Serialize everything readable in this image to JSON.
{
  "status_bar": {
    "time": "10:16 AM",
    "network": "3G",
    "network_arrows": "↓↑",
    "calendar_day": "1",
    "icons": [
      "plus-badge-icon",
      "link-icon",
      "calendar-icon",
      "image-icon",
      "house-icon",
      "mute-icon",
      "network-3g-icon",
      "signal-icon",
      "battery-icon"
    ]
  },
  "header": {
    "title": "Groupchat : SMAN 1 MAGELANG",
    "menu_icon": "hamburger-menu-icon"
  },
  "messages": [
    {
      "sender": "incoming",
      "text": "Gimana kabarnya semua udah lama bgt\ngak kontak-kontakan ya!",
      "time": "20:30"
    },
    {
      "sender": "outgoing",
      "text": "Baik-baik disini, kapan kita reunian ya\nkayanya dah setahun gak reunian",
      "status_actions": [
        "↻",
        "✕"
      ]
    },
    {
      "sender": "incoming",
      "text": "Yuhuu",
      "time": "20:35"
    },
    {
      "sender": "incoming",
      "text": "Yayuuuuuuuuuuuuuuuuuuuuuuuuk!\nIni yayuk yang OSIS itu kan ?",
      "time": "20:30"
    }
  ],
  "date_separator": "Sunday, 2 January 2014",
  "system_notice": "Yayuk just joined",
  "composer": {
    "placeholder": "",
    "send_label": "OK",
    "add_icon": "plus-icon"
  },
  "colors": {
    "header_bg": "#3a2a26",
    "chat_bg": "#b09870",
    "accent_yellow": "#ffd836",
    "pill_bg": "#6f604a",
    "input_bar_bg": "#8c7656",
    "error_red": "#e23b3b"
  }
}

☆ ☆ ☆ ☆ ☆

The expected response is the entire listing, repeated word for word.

Worked solution —
Serialize everything readable in this image to JSON.
{
  "status_bar": {
    "time": "10:16 AM",
    "network": "3G",
    "network_arrows": "↓↑",
    "calendar_day": "1",
    "icons": [
      "plus-badge-icon",
      "link-icon",
      "calendar-icon",
      "image-icon",
      "house-icon",
      "mute-icon",
      "network-3g-icon",
      "signal-icon",
      "battery-icon"
    ]
  },
  "header": {
    "title": "Groupchat : SMAN 1 MAGELANG",
    "menu_icon": "hamburger-menu-icon"
  },
  "messages": [
    {
      "sender": "incoming",
      "text": "Gimana kabarnya semua udah lama bgt\ngak kontak-kontakan ya!",
      "time": "20:30"
    },
    {
      "sender": "outgoing",
      "text": "Baik-baik disini, kapan kita reunian ya\nkayanya dah setahun gak reunian",
      "status_actions": [
        "↻",
        "✕"
      ]
    },
    {
      "sender": "incoming",
      "text": "Yuhuu",
      "time": "20:35"
    },
    {
      "sender": "incoming",
      "text": "Yayuuuuuuuuuuuuuuuuuuuuuuuuk!\nIni yayuk yang OSIS itu kan ?",
      "time": "20:30"
    }
  ],
  "date_separator": "Sunday, 2 January 2014",
  "system_notice": "Yayuk just joined",
  "composer": {
    "placeholder": "",
    "send_label": "OK",
    "add_icon": "plus-icon"
  },
  "colors": {
    "header_bg": "#3a2a26",
    "chat_bg": "#b09870",
    "accent_yellow": "#ffd836",
    "pill_bg": "#6f604a",
    "input_bar_bg": "#8c7656",
    "error_red": "#e23b3b"
  }
}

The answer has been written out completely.